zwicky at STANFORD.EDU
Tue Mar 27 15:11:40 UTC 2012
On Mar 26, 2012, at 9:57 PM, W Brewer wrote:
> RE: an historic vs. a historic. When I was a student, I mulled this
> problem. The convention of the time seemed to have been: Americans must
> write <a historical>. My impression was that British wrote <an historical>.
> ... My problem with [uh h-] and [ay
> h-] and affinity for [Anne h-] I think has to do with the fact that [h-] is
> merely a voiceless anticipation of the following [small-cap eye] (as Ohala
> later taught me), and my articulators tend to precede it with the
> prescribed pre-vocalic <an>.

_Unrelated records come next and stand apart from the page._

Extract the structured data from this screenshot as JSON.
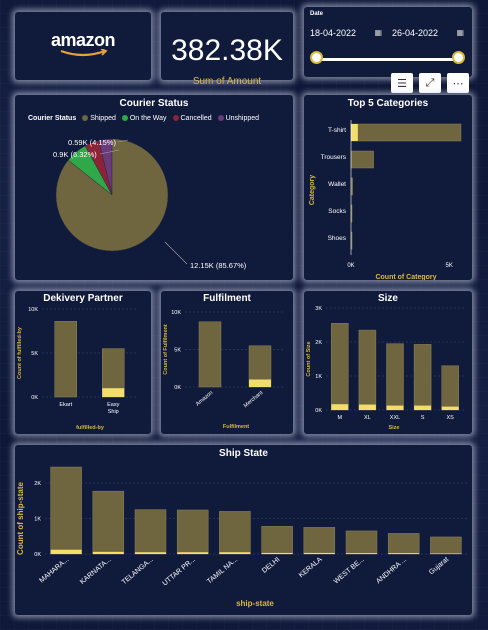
{
  "logo": {
    "text": "amazon"
  },
  "kpi": {
    "value": "382.38K",
    "label": "Sum of Amount"
  },
  "date_slicer": {
    "label": "Date",
    "start": "18-04-2022",
    "end": "26-04-2022"
  },
  "toolbar": {
    "icons": [
      "filter-icon",
      "expand-icon",
      "more-options-icon"
    ],
    "filter": "☰",
    "expand": "⤢",
    "more": "⋯"
  },
  "colors": {
    "accent": "#d8b93c",
    "bar": "#6f6640",
    "bar_stroke": "#8c8255",
    "bar_highlight": "#f2de6a",
    "background": "#0f1838",
    "card": "#101b3c"
  },
  "courier_status": {
    "title": "Courier Status",
    "legend_title": "Courier Status",
    "chart_data": {
      "type": "pie",
      "labels": [
        "Shipped",
        "On the Way",
        "Cancelled",
        "Unshipped"
      ],
      "values": [
        12.15,
        0.9,
        0.59,
        0.54
      ],
      "value_labels": [
        "12.15K (85.67%)",
        "0.9K (6.32%)",
        "0.59K (4.15%)",
        ""
      ],
      "colors": [
        "#6f6640",
        "#2fa84a",
        "#8c2337",
        "#6a3a7a"
      ]
    }
  },
  "top_categories": {
    "title": "Top 5 Categories",
    "chart_data": {
      "type": "bar",
      "orientation": "horizontal",
      "categories": [
        "T-shirt",
        "Trousers",
        "Wallet",
        "Socks",
        "Shoes"
      ],
      "values": [
        5600,
        1150,
        80,
        30,
        10
      ],
      "highlight": [
        350,
        0,
        0,
        0,
        0
      ],
      "xlabel": "Count of Category",
      "ylabel": "Category",
      "xticks": [
        "0K",
        "5K"
      ],
      "xlim": [
        0,
        5000
      ]
    }
  },
  "delivery_partner": {
    "title": "Dekivery Partner",
    "chart_data": {
      "type": "bar",
      "categories": [
        "Ekart",
        "Easy Ship"
      ],
      "values": [
        8600,
        5500
      ],
      "highlight": [
        0,
        1000
      ],
      "ylabel": "Count of fulfilled-by",
      "xlabel": "fulfilled-by",
      "yticks": [
        "10K",
        "5K",
        "0K"
      ],
      "ylim": [
        0,
        10000
      ]
    }
  },
  "fulfilment": {
    "title": "Fulfilment",
    "chart_data": {
      "type": "bar",
      "categories": [
        "Amazon",
        "Merchant"
      ],
      "values": [
        8700,
        5500
      ],
      "highlight": [
        0,
        1000
      ],
      "ylabel": "Count of Fulfilment",
      "xlabel": "Fulfilment",
      "yticks": [
        "10K",
        "5K",
        "0K"
      ],
      "ylim": [
        0,
        10000
      ]
    }
  },
  "size": {
    "title": "Size",
    "chart_data": {
      "type": "bar",
      "categories": [
        "M",
        "XL",
        "XXL",
        "S",
        "XS"
      ],
      "values": [
        2550,
        2350,
        1950,
        1930,
        1300
      ],
      "highlight": [
        170,
        160,
        130,
        130,
        100
      ],
      "ylabel": "Count of Size",
      "xlabel": "Size",
      "yticks": [
        "3K",
        "2K",
        "1K",
        "0K"
      ],
      "ylim": [
        0,
        3000
      ]
    }
  },
  "ship_state": {
    "title": "Ship State",
    "chart_data": {
      "type": "bar",
      "categories": [
        "MAHARA...",
        "KARNATA...",
        "TELANGA...",
        "UTTAR PR...",
        "TAMIL NA...",
        "DELHI",
        "KERALA",
        "WEST BE...",
        "ANDHRA ...",
        "Gujarat"
      ],
      "values": [
        2450,
        1770,
        1250,
        1240,
        1200,
        780,
        750,
        650,
        580,
        480
      ],
      "highlight": [
        120,
        60,
        50,
        50,
        50,
        30,
        30,
        25,
        25,
        15
      ],
      "ylabel": "Count of ship-state",
      "xlabel": "ship-state",
      "yticks": [
        "2K",
        "1K",
        "0K"
      ],
      "ylim": [
        0,
        2800
      ]
    }
  }
}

i'm sure we've been through this topic before. the facts are complex, but for most speakers they're not at all closely tied to the pronunciation of the word following the indefinite article.
the background is that some words with historical initial h lost it across the board (HEIR, HOUR, HONEST), and so now always take an, and that some other words preserve the h in some varieties (HERB in BrE) but lost it in others (HERB in AmE), and these take a or an according to the pronunciation of the following verb. and -- here's the crucial fact -- for some period of time, for a great many speakers, many words with unstressed or weakly stressed first syllables lost initial h in their pronunciation and so took an rather than a; HISTORIC and HISTORICAL were two such words. but even then the h-loss was specific to particular words, and, worse, as initial h-loss became associated with non-standard varieties (like Cockney) it was undone: h's were restored in pronunciation in all of these words.
however, the spelling of the indefinite article tended to be conservative (AN rather than A), and to some extent the pronunciation (with an rather than a) followed. that leaves us with a patchwork of facts about *specific words*. the big generalization is that words with stressed h-initial syllables always take AN in spelling and an in pronunciation: HISTORY, for example (a history, *an history). and most words with unstressed (HILARIOUS, HISPANIC, HOMOGENOUS, HABITUAL -- note the small-cap eye in the first two) or weakly stressed (HIATUS, HIBISCUS) h-initial syllables do so as well (a hilarious story, *an hilarious story). there's a small residue of words that exhibit variation in spelling and pronunciation: HISTORIC, HISTORICAL, and for some BrE speakers (according to MWDEU) HOTEL.
(note that i'm talking about speakers who've preserved the h in pronunciation in these words; the phenomenon is not phonologically conditioned.)
with HISTORIC(AL), the AN/an variant came to be seen as formal (perhaps because it's historically conservative), and so was prescribed by a fair number of sources. the variation has tended to shake down as BrE AN/an vs. AmE A/a for these words, but some American sources still insist on AN/an as more "correct" (this is what i was taught as gospel truth in my American elementary and high schools; if you wrote A HISTORIC MOMENT, that would count as a misspelling); my impression, though, is that AN/an is steadily losing in the US.
thanks to my early training, i've been inclined to go first for AN/an with these words, but increasingly that looks/sounds old-fashioned and silly to me, so i've been moving to A/a.
then there's HISTORIAN. i can't manage AN HISTORIAN/an historian myself (though it's phonologically similar to HISTORIC(AL)), but there are a fair number of instances -- for instance, in the Wikipedia entry:
An historian is a person who studies and writes about the past and is regarded as an authority on it.
A HISTORIAN hugely outnumbers AN HISTORIAN, however. entertainingly, from the very same Wikipedia entry:
If the individual is concerned with events preceding written history, the individual is a historian of prehistory.
The American Dialect Society - http://www.americandialect.org
More information about the Ads-l